According to Bontty, the term Coptic refers to the largest Christian minority in modern Egypt. Coptic comes from the final stage of the ancient Egyptian language, which was spoken from about 3200, B.C. to about the thirteenth century, A.D.
The two-day conference was sponsored by the St. Shenouda the Archmandrite Coptic Society and the Department of Near Eastern Languages and Cultures at UCLA.
Bontty said, "This annual event is open to the general public and gives scholars the opportunity to present the latest research on St. Shenouda, an Egyptian monk and monastic leader who lived from 345 to 465 who has been falsely characterized by some as a harsh, violent, and not particularly intellectually sophisticated individual."
Bontty continued, "Shenouda was fluent in Coptic and Greek and was acquainted with the works of Aristotle and Aristophanes."
"He also led a community of male and female monks from 385 to 465…"He wrote prolifically, producing numerous sermons, letters, treatises and monastic rules, which are among the most important written sources for the study of the history, economy and religion of Late Antique Egyptian society."
Bontty suggests that characters such as St. Shenouda and his struggles versus his enemies help keep students engaged, and doing research and participating in conferences, keeps her up-to-date with recent scholarship in their fields and allows them present these discoveries in history courses.
Bontty received her bachelor’s degree in Ancient Near Eastern Civilizations, her master’s degree in Near Eastern Languages and Cultures, and her doctorate in Near Eastern Languages and Cultures with a specialization in Egyptology, all from UCLA. She also took courses in Coptic language at UCLA and in Germany, which triggered her interest in the history of monasticism and St. Shenouda.
"Although my area of expertise is highly specialized (ancient Egyptian hieroglyphs and Coptic languages,) I bring as much of it as I can into the history classroom," says Bontty.

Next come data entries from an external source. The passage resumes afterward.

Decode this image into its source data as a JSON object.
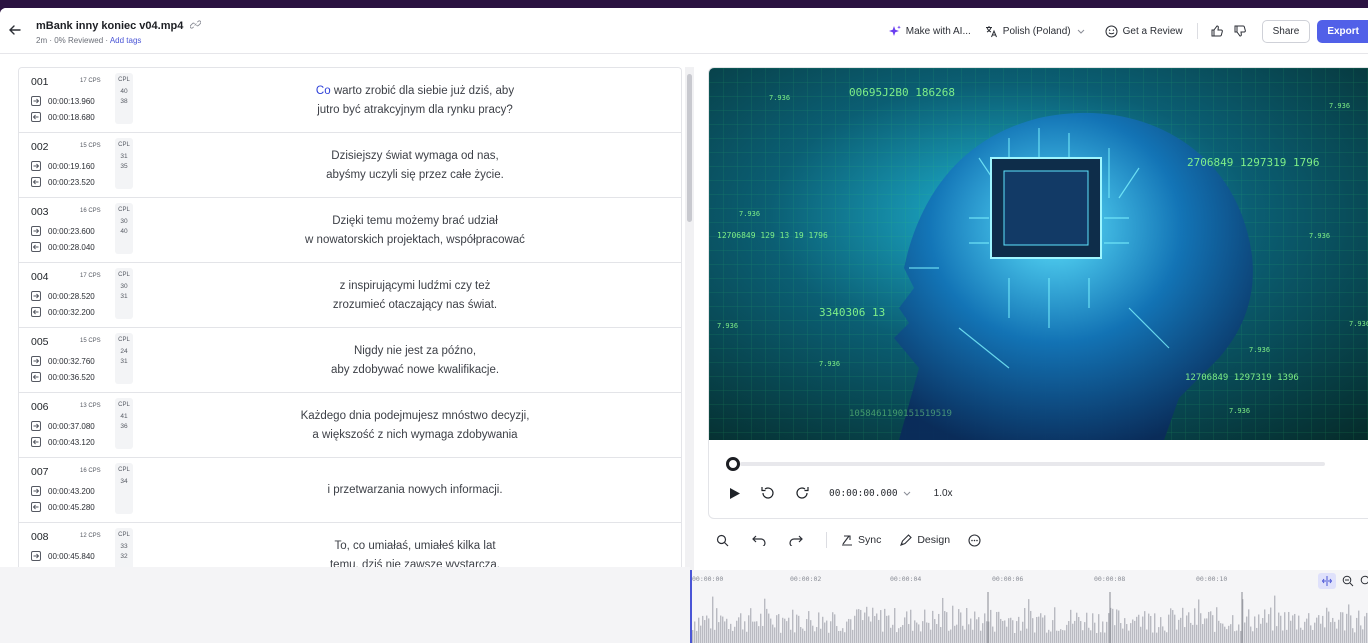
{
  "header": {
    "title": "mBank inny koniec v04.mp4",
    "subtitle": "2m · 0% Reviewed · ",
    "add_tags": "Add tags",
    "make_ai": "Make with AI...",
    "language": "Polish (Poland)",
    "review": "Get a Review",
    "share": "Share",
    "export": "Export"
  },
  "rows": [
    {
      "num": "001",
      "cps": "17 CPS",
      "cpl": "CPL",
      "cpl1": "40",
      "cpl2": "38",
      "tin": "00:00:13.960",
      "tout": "00:00:18.680",
      "hl": "Co",
      "line1": " warto zrobić dla siebie już dziś, aby",
      "line2": "jutro być atrakcyjnym dla rynku pracy?"
    },
    {
      "num": "002",
      "cps": "15 CPS",
      "cpl": "CPL",
      "cpl1": "31",
      "cpl2": "35",
      "tin": "00:00:19.160",
      "tout": "00:00:23.520",
      "hl": "",
      "line1": "Dzisiejszy świat wymaga od nas,",
      "line2": "abyśmy uczyli się przez całe życie."
    },
    {
      "num": "003",
      "cps": "16 CPS",
      "cpl": "CPL",
      "cpl1": "30",
      "cpl2": "40",
      "tin": "00:00:23.600",
      "tout": "00:00:28.040",
      "hl": "",
      "line1": "Dzięki temu możemy brać udział",
      "line2": "w nowatorskich projektach, współpracować"
    },
    {
      "num": "004",
      "cps": "17 CPS",
      "cpl": "CPL",
      "cpl1": "30",
      "cpl2": "31",
      "tin": "00:00:28.520",
      "tout": "00:00:32.200",
      "hl": "",
      "line1": "z inspirującymi ludźmi czy też",
      "line2": "zrozumieć otaczający nas świat."
    },
    {
      "num": "005",
      "cps": "15 CPS",
      "cpl": "CPL",
      "cpl1": "24",
      "cpl2": "31",
      "tin": "00:00:32.760",
      "tout": "00:00:36.520",
      "hl": "",
      "line1": "Nigdy nie jest za późno,",
      "line2": "aby zdobywać nowe kwalifikacje."
    },
    {
      "num": "006",
      "cps": "13 CPS",
      "cpl": "CPL",
      "cpl1": "41",
      "cpl2": "36",
      "tin": "00:00:37.080",
      "tout": "00:00:43.120",
      "hl": "",
      "line1": "Każdego dnia podejmujesz mnóstwo decyzji,",
      "line2": "a większość z nich wymaga zdobywania"
    },
    {
      "num": "007",
      "cps": "16 CPS",
      "cpl": "CPL",
      "cpl1": "34",
      "cpl2": "",
      "tin": "00:00:43.200",
      "tout": "00:00:45.280",
      "hl": "",
      "line1": "i przetwarzania nowych informacji.",
      "line2": ""
    },
    {
      "num": "008",
      "cps": "12 CPS",
      "cpl": "CPL",
      "cpl1": "33",
      "cpl2": "32",
      "tin": "00:00:45.840",
      "tout": "",
      "hl": "",
      "line1": "To, co umiałaś, umiałeś kilka lat",
      "line2": "temu, dziś nie zawsze wystarcza."
    }
  ],
  "player": {
    "timecode": "00:00:00.000",
    "speed": "1.0x",
    "progress": 0
  },
  "tools": {
    "sync": "Sync",
    "design": "Design"
  },
  "timeline": {
    "ticks": [
      "00:00:00",
      "00:00:02",
      "00:00:04",
      "00:00:06",
      "00:00:08",
      "00:00:10"
    ]
  },
  "colors": {
    "accent": "#5160e8",
    "frame": "#2a1241"
  }
}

Bontty added that she looks forward to sharing information on Coptic and pharaonic Egypt with ULM students, local schoolteachers, enthusiasts or anyone one else interested in these topics.